Having a successful online onboarding process requires you to plan. You'll move in-person hire tasks to virtual, with close attention to efficiency, simplification, and personalization. Consider these tips as a starting point.
1. Get the paperwork out of the way
Dispense with formalities first. From direct deposit forms to tax withholding, finish the admin duties before anything else. Don’t skip secure methods made just for the task, as it can put your employees and your company at risk. Instead, use signature and delivery software or tools to make it easy for employees to sign things and return them without purchasing or downloading new apps. The investment made in a document service can limit excessive back-and-forth and show the employee that you take their privacy seriously.
2. Introduce and welcome them
It’s not enough to simply invite new employees to a Zoom meeting. Reach out to them personally before their first team meeting and inform them about how things will go. Then, during their first “get to know you” call, give them time to talk about themselves and why they joined the team. Encourage other employees to connect, whether it’s through the company Slack channel, Microsoft Teams, or another means.
3. Go over policies and benefits plans
Picking a health plan and reading through the employee handbook can be two of the more time-consuming admin tasks, and they can backfire if not handled with care. Give your employees time to read and acknowledge the policies set forth by your company. Also, offer them opportunities to ask questions about those things of which they are unsure.
Reinforce how the rules give way to a better company culture, which can create buy-in for things that will be more important as your company grows. You can schedule a one-on-one video meeting for them with your HR team to add a personal touch to the process.
4. Assign them a point person
Just like in an office setting, employees should know who to go to with concerns about their paycheck, tech troubleshooting, and other matters. Store all of the contact info somewhere they can access at any time, and lay out the plan for who to contact when they need help.
Is it a management issue? An HR concern? Give examples of when they should reach out and to whom. Pick a “buddy” who can address anything else but keep yourself available virtually for those initial weeks of uncertainty while they settle in.
5. Shift to in-house comms after the start date
Adjust the onboarding plan to ease them into their in-office role without confusion or friction. Provide the employee with a timeline for how the transition will happen, including any new tech or tools they need once they’re an established employee on site.
From logging into their workstation to punching a time clock, explain any on-site tasks before they’re expected to perform them. If they were hired to work remotely, not much will change from the virtual onboarding, but you can still keep them apprised of the timelines for any virtual transitions.
When you may need help with virtual onboarding
Perhaps the best way to ensure you don’t skip anything important, especially as you create your virtual onboarding plan, is to enlist the help of HR software to give you a guideline of what’s needed in your profession. You can certainly use your own spreadsheets and communication tools instead.

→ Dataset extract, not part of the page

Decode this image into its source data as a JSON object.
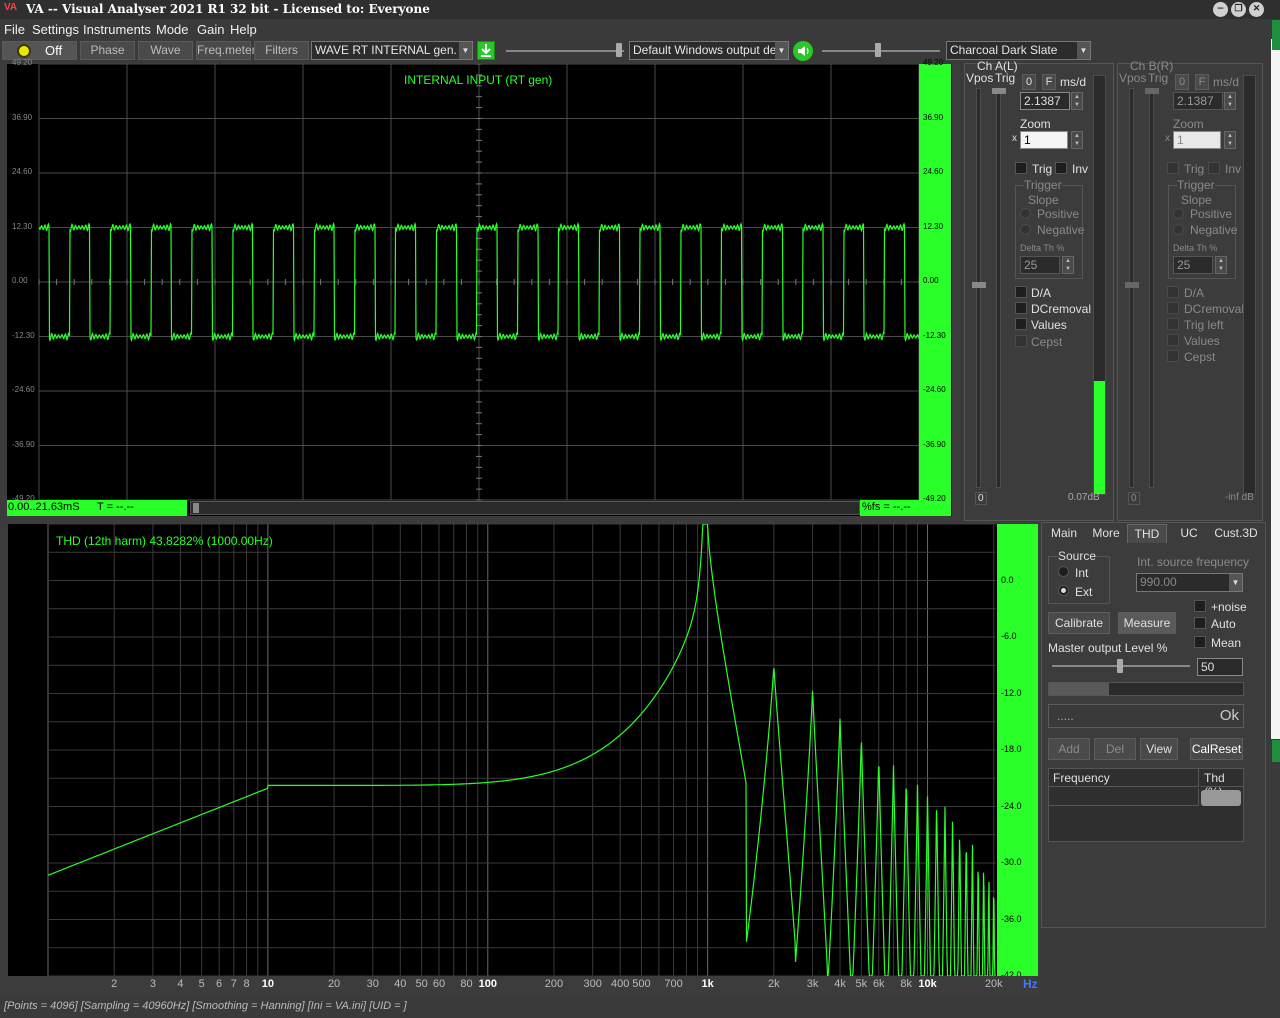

Creating a pleasant onboarding experience is a great way to boost your brand reputation and preserve a healthy company culture. Virtual onboarding has time and money benefits that make it ideal, even for in-house positions, and using a digital management dashboard ensures no one slips through the cracks.
About the Author: Linsey Knerl is a contributing writer for HP® Tech@Work. Linsey is a Midwest-based author, public speaker, and member of the ASJA. She has a passion for helping consumers and small business owners do more with their resources via the latest tech solutions.